PHOENIX – Buying special license plates doesn’t give drivers the right to customize or modify them, yet officials say many still do.
Now the Arizona Department of Transportation is spreading the word that those who alter plates are risking fines of at least $300.
“We want the public to know that the way the plate is issued is the way that, basically, it has to be displayed on the vehicle,” said Harold Sanders, an ADOT spokesman.
Sanders said a special plate honoring the Arizona Cardinals is a particularly popular among those who make changes, perhaps because it has a black background.
“Individuals look at that plate and think it’s an easy background for them to change or configure to what they want, but they can’t because it is illegal to do so,” he said.
Walter Olsen, a motorcycle officer with the Phoenix Police Department, displayed several altered Arizona Cardinals plates. One had the team’s mascot covered by stickers creating a tachometer and the word “Cardinals” at the bottom blacked out. Another had both the mascot and “Cardinals” blacked out. Another had an Oakland Raiders sticker placed over the mascot.
Olsen said that when people change their plates it makes it difficult for both police and other drivers to read them.
“Witnesses and other drivers should have some expectation if they look at a license plate they should be able to tell what the numbers are on that plate and what state issued that license plate,” he said.
In Arizona, there are more than 50 special plates available, costing $25 and requiring an annual $25 renewal.
For those who have modified their special plates, there are two options, according to Sanders: Remove anything that has been affixed to the plate or, if that can’t be done without damaging it, replace the plate.

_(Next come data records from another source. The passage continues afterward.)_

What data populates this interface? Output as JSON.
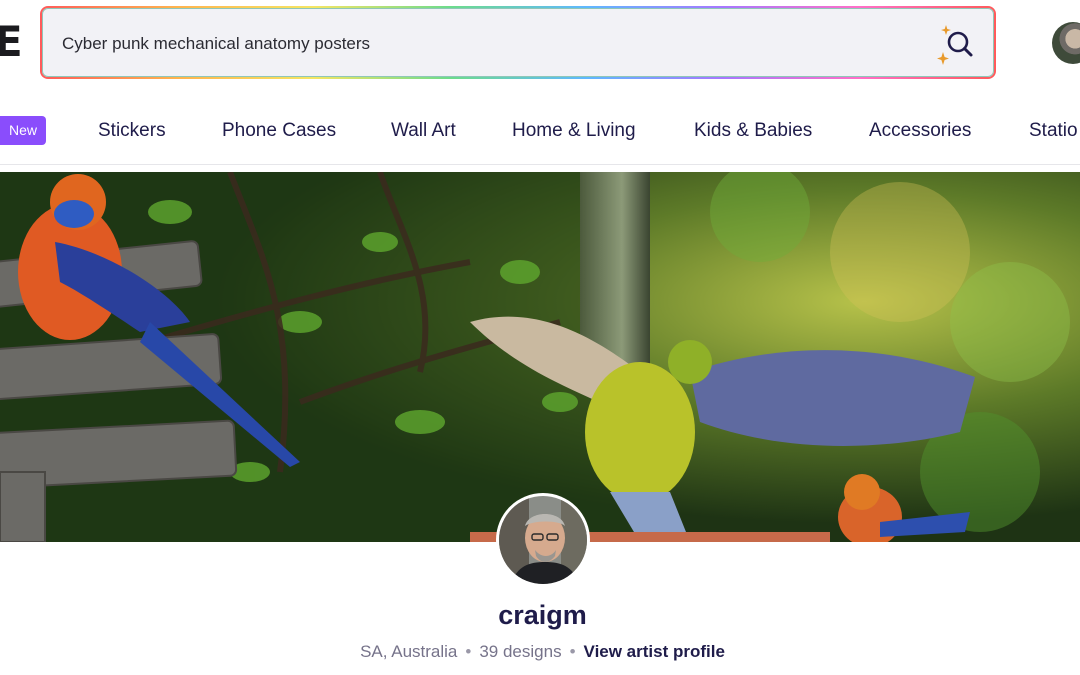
{
  "header": {
    "logo_text": "E",
    "search": {
      "value": "Cyber punk mechanical anatomy posters",
      "button_icon": "sparkle-search-icon"
    },
    "avatar_icon": "user-avatar"
  },
  "nav": {
    "badge": "New",
    "items": [
      {
        "label": "Stickers"
      },
      {
        "label": "Phone Cases"
      },
      {
        "label": "Wall Art"
      },
      {
        "label": "Home & Living"
      },
      {
        "label": "Kids & Babies"
      },
      {
        "label": "Accessories"
      },
      {
        "label": "Statio"
      }
    ]
  },
  "profile": {
    "username": "craigm",
    "location": "SA, Australia",
    "designs": "39 designs",
    "view_profile": "View artist profile"
  },
  "colors": {
    "accent": "#8a4dfc",
    "text_dark": "#1f1c4a",
    "text_muted": "#76738a"
  }
}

“In the case of those who have spray-painted a design or change, it’s not an option. They have to get another plate,” he said.